• **AIM OF THE EXERCISE**: Output the listing exactly, without its pictures.

• **INPUT MATERIAL**:
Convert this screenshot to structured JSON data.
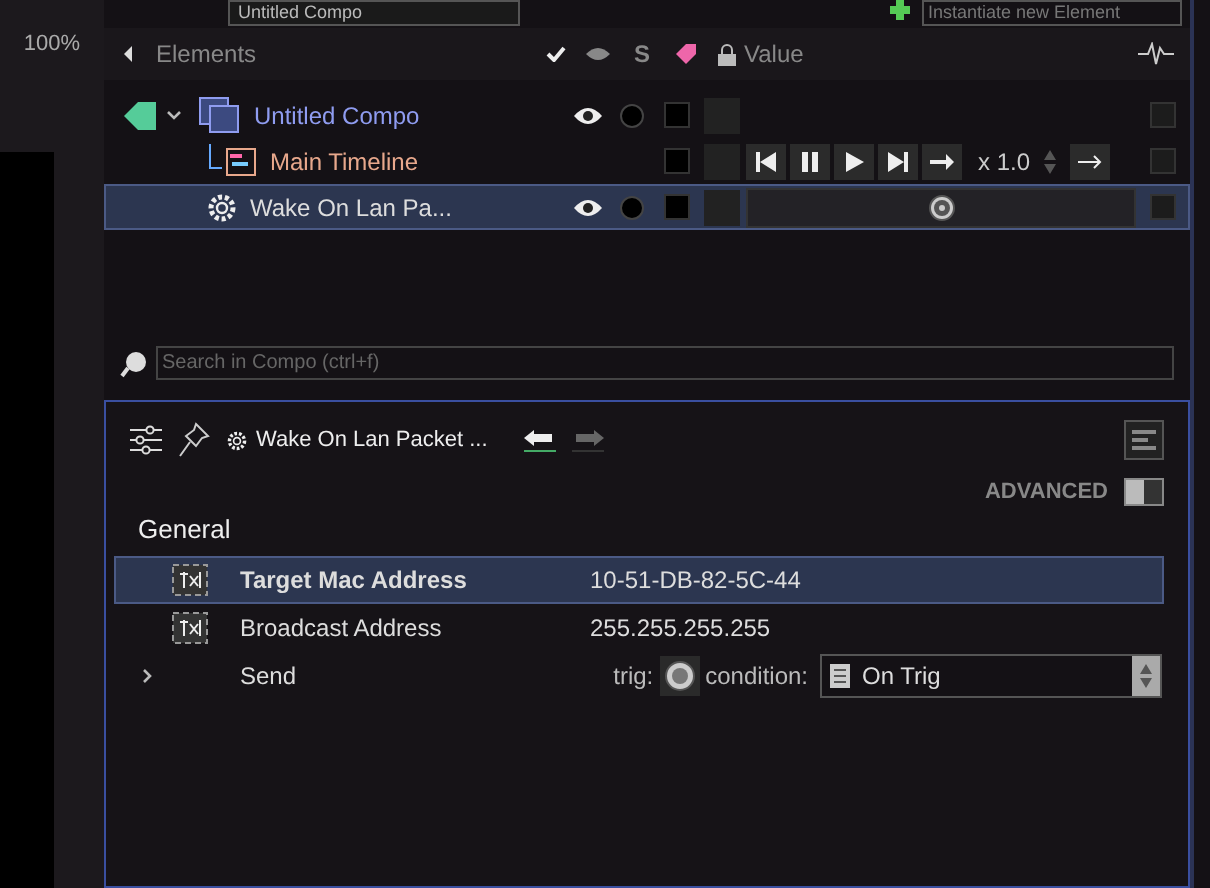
{
  "toolbar": {
    "compo_select": "Untitled Compo",
    "new_element": {
      "placeholder": "Instantiate new Element"
    }
  },
  "zoom": "100%",
  "elements": {
    "header": "Elements",
    "columns": [
      "S",
      "Value"
    ],
    "rows": [
      {
        "kind": "compo",
        "name": "Untitled Compo",
        "expanded": true,
        "visible": true,
        "selected": false,
        "children": [
          {
            "kind": "timeline",
            "name": "Main Timeline",
            "speed": "x 1.0",
            "selected": false
          },
          {
            "kind": "module",
            "name": "Wake On Lan Pa...",
            "visible": true,
            "selected": true
          }
        ]
      }
    ],
    "search": {
      "placeholder": "Search in Compo (ctrl+f)"
    }
  },
  "inspector": {
    "title": "Wake On Lan Packet ...",
    "advanced": {
      "label": "ADVANCED",
      "on": false
    },
    "section": "General",
    "params": [
      {
        "kind": "text",
        "name": "Target Mac Address",
        "value": "10-51-DB-82-5C-44",
        "selected": true
      },
      {
        "kind": "text",
        "name": "Broadcast Address",
        "value": "255.255.255.255",
        "selected": false
      },
      {
        "kind": "trigger",
        "name": "Send",
        "trig_label": "trig:",
        "condition_label": "condition:",
        "condition": "On Trig",
        "selected": false
      }
    ]
  }
}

• **WRITTEN SOLUTION**:
Convert this screenshot to structured JSON data.
{
  "toolbar": {
    "compo_select": "Untitled Compo",
    "new_element": {
      "placeholder": "Instantiate new Element"
    }
  },
  "zoom": "100%",
  "elements": {
    "header": "Elements",
    "columns": [
      "S",
      "Value"
    ],
    "rows": [
      {
        "kind": "compo",
        "name": "Untitled Compo",
        "expanded": true,
        "visible": true,
        "selected": false,
        "children": [
          {
            "kind": "timeline",
            "name": "Main Timeline",
            "speed": "x 1.0",
            "selected": false
          },
          {
            "kind": "module",
            "name": "Wake On Lan Pa...",
            "visible": true,
            "selected": true
          }
        ]
      }
    ],
    "search": {
      "placeholder": "Search in Compo (ctrl+f)"
    }
  },
  "inspector": {
    "title": "Wake On Lan Packet ...",
    "advanced": {
      "label": "ADVANCED",
      "on": false
    },
    "section": "General",
    "params": [
      {
        "kind": "text",
        "name": "Target Mac Address",
        "value": "10-51-DB-82-5C-44",
        "selected": true
      },
      {
        "kind": "text",
        "name": "Broadcast Address",
        "value": "255.255.255.255",
        "selected": false
      },
      {
        "kind": "trigger",
        "name": "Send",
        "trig_label": "trig:",
        "condition_label": "condition:",
        "condition": "On Trig",
        "selected": false
      }
    ]
  }
}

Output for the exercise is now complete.